__Work item__
Count the lines below that include "tăng". Only the number should be given.

***** Given information *****

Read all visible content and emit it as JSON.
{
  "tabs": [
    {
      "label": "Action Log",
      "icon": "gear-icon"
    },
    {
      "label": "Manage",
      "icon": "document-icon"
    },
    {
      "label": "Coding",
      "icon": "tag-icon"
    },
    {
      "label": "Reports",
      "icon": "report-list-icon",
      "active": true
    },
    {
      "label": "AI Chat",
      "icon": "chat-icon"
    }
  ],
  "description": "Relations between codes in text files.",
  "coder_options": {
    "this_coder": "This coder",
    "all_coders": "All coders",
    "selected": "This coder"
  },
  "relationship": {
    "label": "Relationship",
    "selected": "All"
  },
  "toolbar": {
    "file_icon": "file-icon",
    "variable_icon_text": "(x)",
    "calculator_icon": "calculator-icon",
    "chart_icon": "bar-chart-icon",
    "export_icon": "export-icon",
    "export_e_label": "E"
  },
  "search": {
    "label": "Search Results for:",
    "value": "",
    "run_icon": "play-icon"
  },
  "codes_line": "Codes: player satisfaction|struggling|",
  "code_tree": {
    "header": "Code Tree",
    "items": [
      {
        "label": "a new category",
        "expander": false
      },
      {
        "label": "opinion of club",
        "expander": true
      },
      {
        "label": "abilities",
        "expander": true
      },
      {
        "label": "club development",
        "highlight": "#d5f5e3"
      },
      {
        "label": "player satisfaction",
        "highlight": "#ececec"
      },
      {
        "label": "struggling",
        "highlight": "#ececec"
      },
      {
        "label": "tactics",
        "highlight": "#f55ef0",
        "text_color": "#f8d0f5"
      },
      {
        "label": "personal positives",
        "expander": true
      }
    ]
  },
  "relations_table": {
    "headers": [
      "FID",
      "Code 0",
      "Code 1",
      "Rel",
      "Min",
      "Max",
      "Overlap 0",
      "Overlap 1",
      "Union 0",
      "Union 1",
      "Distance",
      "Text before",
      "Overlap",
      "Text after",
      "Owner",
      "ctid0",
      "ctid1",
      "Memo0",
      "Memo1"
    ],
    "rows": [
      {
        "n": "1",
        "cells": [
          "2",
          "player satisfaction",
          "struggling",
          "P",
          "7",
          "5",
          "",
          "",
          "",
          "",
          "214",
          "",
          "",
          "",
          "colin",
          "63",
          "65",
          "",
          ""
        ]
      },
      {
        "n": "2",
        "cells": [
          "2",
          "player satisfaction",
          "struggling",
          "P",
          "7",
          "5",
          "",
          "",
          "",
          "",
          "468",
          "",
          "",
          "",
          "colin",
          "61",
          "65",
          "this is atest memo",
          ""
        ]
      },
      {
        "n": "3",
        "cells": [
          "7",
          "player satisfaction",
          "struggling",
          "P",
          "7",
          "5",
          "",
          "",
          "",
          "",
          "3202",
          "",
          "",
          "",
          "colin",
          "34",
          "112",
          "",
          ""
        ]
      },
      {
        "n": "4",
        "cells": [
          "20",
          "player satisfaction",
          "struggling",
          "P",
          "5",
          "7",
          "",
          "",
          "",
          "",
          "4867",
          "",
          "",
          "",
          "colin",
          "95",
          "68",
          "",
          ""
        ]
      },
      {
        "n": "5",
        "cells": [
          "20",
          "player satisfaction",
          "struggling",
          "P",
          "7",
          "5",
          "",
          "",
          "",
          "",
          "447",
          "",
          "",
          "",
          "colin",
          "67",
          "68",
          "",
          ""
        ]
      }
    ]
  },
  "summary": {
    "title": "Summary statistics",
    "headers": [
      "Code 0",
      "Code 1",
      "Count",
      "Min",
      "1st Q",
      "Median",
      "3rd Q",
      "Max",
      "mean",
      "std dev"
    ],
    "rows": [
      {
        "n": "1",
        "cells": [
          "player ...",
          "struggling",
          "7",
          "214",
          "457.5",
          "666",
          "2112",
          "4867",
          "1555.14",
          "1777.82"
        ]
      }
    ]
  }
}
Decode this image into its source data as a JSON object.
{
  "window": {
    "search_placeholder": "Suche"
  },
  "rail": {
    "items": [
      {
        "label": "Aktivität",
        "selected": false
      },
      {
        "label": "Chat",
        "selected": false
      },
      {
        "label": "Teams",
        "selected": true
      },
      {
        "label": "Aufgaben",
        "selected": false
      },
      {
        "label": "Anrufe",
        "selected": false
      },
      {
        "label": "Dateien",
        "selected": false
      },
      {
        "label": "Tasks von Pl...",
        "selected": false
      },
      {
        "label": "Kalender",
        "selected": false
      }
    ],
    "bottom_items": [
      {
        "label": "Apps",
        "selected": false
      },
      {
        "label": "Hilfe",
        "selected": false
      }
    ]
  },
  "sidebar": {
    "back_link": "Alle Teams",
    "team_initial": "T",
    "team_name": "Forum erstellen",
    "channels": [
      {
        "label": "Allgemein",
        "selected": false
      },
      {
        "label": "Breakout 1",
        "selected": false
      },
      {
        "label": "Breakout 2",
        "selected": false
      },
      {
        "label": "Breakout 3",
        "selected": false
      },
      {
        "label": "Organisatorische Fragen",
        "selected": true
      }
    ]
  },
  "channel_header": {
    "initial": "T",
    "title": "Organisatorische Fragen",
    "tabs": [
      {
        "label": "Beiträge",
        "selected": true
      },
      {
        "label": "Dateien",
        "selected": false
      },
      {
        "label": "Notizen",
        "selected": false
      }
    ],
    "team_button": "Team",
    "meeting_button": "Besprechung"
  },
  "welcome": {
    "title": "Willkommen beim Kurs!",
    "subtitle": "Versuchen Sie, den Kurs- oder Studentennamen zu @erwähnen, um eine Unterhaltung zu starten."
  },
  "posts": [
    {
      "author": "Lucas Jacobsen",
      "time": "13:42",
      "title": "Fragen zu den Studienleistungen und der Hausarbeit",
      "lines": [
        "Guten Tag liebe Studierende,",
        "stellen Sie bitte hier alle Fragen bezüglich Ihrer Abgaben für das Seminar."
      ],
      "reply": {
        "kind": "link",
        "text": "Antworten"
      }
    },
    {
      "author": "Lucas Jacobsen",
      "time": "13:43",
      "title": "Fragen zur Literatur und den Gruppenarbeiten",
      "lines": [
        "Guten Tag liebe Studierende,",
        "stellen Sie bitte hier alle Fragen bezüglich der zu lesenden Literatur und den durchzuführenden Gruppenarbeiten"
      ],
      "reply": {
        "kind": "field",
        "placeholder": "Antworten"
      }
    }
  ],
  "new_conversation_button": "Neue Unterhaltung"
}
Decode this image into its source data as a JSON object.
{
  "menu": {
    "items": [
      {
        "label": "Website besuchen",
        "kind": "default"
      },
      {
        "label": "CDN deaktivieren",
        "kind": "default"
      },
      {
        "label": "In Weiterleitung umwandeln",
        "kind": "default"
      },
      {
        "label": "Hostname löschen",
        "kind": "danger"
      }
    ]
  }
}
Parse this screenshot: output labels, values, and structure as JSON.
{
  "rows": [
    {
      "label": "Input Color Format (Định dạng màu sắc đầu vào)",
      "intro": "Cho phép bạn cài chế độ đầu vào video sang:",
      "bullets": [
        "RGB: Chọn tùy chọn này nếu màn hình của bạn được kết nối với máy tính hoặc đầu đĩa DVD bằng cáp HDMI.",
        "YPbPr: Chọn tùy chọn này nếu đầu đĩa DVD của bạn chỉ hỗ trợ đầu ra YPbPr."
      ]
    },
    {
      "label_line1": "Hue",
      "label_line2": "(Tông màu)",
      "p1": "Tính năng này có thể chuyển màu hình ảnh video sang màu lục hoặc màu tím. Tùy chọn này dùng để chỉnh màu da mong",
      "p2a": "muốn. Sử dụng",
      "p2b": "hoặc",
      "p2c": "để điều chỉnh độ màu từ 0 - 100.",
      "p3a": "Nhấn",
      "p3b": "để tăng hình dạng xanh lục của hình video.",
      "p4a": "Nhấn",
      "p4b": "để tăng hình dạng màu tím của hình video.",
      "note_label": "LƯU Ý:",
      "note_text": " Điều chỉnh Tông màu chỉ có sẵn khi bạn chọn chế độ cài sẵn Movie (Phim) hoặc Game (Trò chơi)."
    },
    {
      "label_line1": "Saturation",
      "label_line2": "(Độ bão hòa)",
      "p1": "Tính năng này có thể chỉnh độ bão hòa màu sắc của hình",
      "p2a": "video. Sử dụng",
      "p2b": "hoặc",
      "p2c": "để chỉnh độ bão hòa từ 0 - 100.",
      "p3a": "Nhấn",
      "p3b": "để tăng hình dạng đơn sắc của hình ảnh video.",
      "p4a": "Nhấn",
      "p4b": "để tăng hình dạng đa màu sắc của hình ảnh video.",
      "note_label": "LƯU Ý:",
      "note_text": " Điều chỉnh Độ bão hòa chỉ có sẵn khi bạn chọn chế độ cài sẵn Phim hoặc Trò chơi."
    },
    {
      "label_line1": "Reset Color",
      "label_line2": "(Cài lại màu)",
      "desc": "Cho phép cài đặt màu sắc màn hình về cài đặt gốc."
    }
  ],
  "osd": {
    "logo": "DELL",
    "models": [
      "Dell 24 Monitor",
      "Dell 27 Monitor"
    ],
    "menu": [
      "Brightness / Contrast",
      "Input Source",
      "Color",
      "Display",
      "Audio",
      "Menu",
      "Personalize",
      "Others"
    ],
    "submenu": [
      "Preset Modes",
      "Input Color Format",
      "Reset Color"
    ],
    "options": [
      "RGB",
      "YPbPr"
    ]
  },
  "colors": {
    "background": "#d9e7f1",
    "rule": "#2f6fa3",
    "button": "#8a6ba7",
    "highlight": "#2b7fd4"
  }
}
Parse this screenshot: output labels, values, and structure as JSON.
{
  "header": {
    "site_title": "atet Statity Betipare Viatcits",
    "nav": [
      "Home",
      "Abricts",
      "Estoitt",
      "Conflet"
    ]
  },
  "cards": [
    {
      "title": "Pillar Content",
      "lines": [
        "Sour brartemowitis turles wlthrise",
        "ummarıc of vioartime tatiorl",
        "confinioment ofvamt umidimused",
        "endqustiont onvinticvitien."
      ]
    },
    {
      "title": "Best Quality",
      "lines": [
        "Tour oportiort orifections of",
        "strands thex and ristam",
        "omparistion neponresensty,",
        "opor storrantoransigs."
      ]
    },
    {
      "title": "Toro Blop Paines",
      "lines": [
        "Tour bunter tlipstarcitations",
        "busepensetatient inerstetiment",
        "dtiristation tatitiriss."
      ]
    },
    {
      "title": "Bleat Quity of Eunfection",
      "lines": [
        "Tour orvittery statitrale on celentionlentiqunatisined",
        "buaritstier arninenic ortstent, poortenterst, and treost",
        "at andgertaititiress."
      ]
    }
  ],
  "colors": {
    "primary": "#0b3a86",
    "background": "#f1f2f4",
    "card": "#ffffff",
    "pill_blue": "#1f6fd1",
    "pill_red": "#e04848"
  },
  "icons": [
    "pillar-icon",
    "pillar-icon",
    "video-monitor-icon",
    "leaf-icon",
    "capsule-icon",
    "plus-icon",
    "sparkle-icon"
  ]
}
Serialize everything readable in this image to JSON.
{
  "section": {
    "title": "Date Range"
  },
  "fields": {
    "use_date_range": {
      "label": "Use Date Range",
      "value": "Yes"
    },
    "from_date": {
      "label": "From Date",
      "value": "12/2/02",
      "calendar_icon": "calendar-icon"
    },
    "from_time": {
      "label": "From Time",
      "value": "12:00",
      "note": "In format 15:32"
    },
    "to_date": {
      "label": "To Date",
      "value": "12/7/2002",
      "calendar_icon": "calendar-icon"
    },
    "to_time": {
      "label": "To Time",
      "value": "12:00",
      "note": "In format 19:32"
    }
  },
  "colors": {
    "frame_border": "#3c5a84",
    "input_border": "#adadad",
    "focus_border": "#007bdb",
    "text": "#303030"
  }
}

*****

__Response area__
4